The Hudson River and its port were vital to both sides during the war. The British held New York City and the port, but the Continental Army controlled the river and Hudson Valley. The river also provided Washington with a route to escape after the Battle of Brooklyn. In total, more than thirty battles were fought in New Jersey. The Battles of Trenton and Oriskany took place there.
The population of New Jersey was diverse and dispersed and largely agrarian. As a result, many residents resisted taking sides. However, they were compelled by the ravages of war to stand up for their cause. As a result, bitter divisions developed among the people. In addition, ad hoc militias were formed and engaged in unconventional warfare. The allegiances of these militias changed with the fortunes of the war. Ultimately, the Revolutionary War in New Jersey was far from an easy triumph, but a time of controversy and endurance. The history of New Jersey is still alive in the people and places that remain in its wake.

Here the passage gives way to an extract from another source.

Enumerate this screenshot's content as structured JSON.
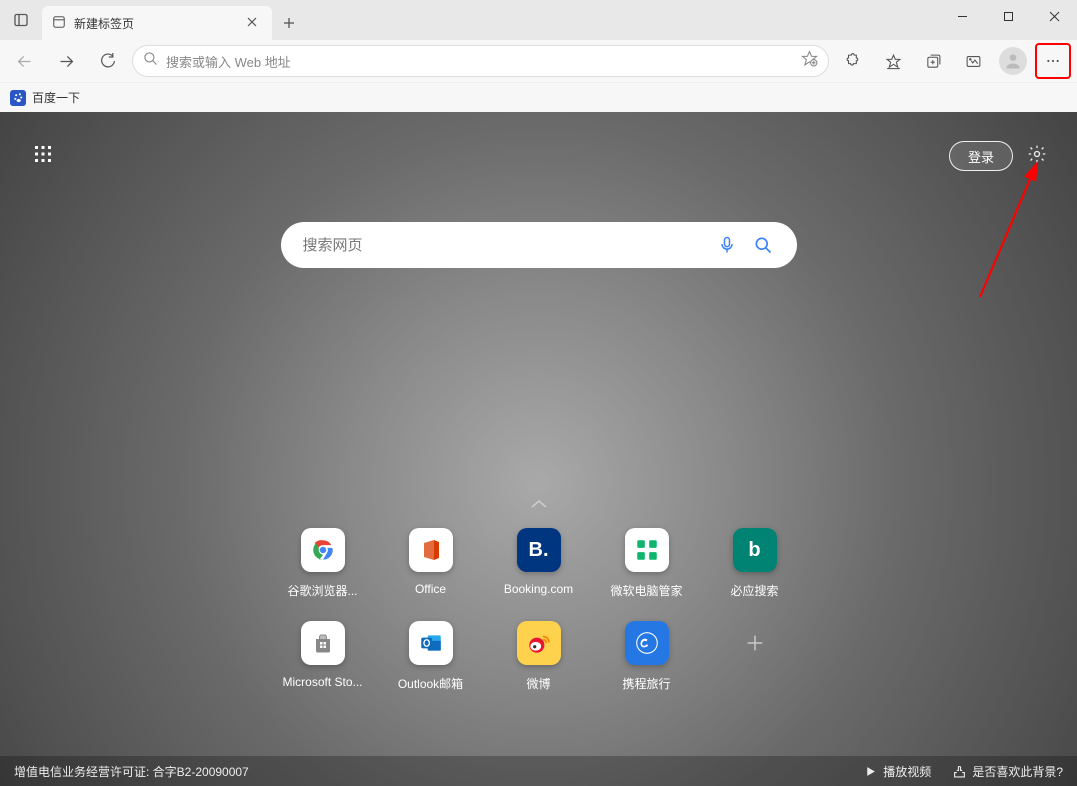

The Battle of Trenton, at the mouth of Delaware, was a major victory for the Americans. This victory put the British army in a defensive state and led to the declaration of American independence on July 4, 1776. The American Revolution lasted for six years.
Despite the relatively small size of New Jersey, it was an important state in the war. The Continental army encamped in the state three times. In addition, large parts of the force spent the winter in the area. In addition, British raiders from British-held New York City regularly crossed into the state. These men aimed their rifles at sheep and cattle, which were a vital source of food and fuel for the British army.
The Americans’ success in Trenton was largely due to the Hessian resistance. Although they were a small force, they did enough to make the fight possible. They were able to capture a large number of weapons and ammunition. Eventually, the Hessians surrendered.
After the Battle of Trenton, Washington’s army marched through New Jersey, Pennsylvania, Delaware, Maryland, and Virginia. They finally reached their goal of Williamsburg in late September. However, there were numerous clashes between the Americans and the British in the state.
The New Jersey Journal, the second newspaper in the state, was founded in 1779 by Shepard Kollock. It became one of the most important newspapers of the war because it carried news from Washington’s headquarters in Morristown. Despite the era’s short life, the Journal remained a vital part of the revolution. The paper was moved twice and its last publication location was in Elizabeth. As of 1992, the paper was no longer published.
The Battle of Springfield is the last major battle in New Jersey. The British were chasing Washington’s army through the state, hoping to invade Morristown and bring victory. If the British had captured Morristown, the Revolutionary War would have ended and the American army would have been defeated.
The Revolutionary War was a very violent conflict, and New Jersey played a pivotal role in it. It was not only a part of the American Revolution but also the site of numerous military encampments. During the war, more battles took place in New Jersey than in Washington.
The American Revolution had many consequences for Black Americans. In fact, many African Americans sided with the Patriot cause. There were over 5,000 black men in the Continental Army, as well as hundreds of African-Americans in the Continental Navy. The black soldiers who fought for the Crown did not suffer the same fate as white soldiers.